He got very few offers before committing to Sam Houston State of the FCS. There he saw immediate action as a true freshman, starting ten games as an outside cornerback. McCollum was an impact player from day one, averaging 11 passes defended and three interceptions in each of his first three seasons.

Teams started targeting him significantly less in 2020, leading to more modest numbers. However, in 2021 McCollum again lived up to his ball hawk moniker by intercepting three passes to bring his career total to 13. He was also credited with 54 passes defended over the five seasons.

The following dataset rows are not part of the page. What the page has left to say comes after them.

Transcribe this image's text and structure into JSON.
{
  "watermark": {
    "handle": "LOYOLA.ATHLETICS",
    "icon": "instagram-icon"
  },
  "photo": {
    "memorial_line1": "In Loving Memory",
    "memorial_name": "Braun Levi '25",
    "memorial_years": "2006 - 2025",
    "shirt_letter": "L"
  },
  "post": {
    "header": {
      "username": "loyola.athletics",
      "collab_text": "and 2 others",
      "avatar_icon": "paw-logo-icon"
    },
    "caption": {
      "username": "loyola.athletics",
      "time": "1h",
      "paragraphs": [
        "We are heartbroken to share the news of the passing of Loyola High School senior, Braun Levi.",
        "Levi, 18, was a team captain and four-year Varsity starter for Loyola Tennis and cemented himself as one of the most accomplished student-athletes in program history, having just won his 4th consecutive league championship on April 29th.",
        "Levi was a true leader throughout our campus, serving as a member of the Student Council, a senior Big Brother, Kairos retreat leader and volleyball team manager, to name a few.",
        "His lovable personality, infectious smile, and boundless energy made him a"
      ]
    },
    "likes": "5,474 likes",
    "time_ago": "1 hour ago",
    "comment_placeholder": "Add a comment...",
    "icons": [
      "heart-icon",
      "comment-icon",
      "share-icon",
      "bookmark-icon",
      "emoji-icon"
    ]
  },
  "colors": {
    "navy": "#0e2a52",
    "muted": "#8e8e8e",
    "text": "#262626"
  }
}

McCollum is uber confident and has said in interviews that he loves being out on an island by himself. Sam Houston State deployed a defense that was predominantly man coverage, which gives scouts an ample amount of film. He is as good as anyone I have evaluated in man coverage.

The problem is that nobody on the tape is playing on Sundays right now, so it’s crucial that he performs well next week. If all goes well, I expect McCollum to become a fan-favorite for any franchise that takes the chance on him.

Tariq Woolen, CB, UTSA

Height: 6’4     Weight: 205 lbs

Tariq Woolen was recruited to the University of Texas-San Antonio as a wide receiver. Woolen stuck at the wide receiver position through 2018, and much of 2019, before moving over to the cornerback room for the final three contests of the season.

He took over the starting cornerback role for good the following year and made 16 starts in his final two seasons for the Roadrunners, breaking up nine total passes and hauling in two interceptions.

Woolen has a teammate with him at the Senior Bowl in offensive tackle Spencer Burford. Both players are looking to get drafted in 2021, which would match the total number of players EVER drafted from UTSA. (2016, Round 6: TE David Morgan ll) (2018, Round 1: DE Marcus Davenport)

Tariq is pound for pound the best athlete in the entire draft. His frame is massive for the position, which leads some to believe his future is at safety. If he improves his technique and rids himself of his wide receiver tendencies, I see no reason to move him from cornerback. He sticks with receivers in man coverage with ease and shows promise as a zone defender.

Woolen must improve his tackling. That’s the biggest red flag and it’s not particularly close. Too often, he will take terrible angles and flail at defenders rather than using proper form to wrap them up. These are things that can be attributed to his lack of experience at the position, but they do need addressed nonetheless. At worst, Woolen will be a depth piece as a safety going forward. At best, he will be a household name.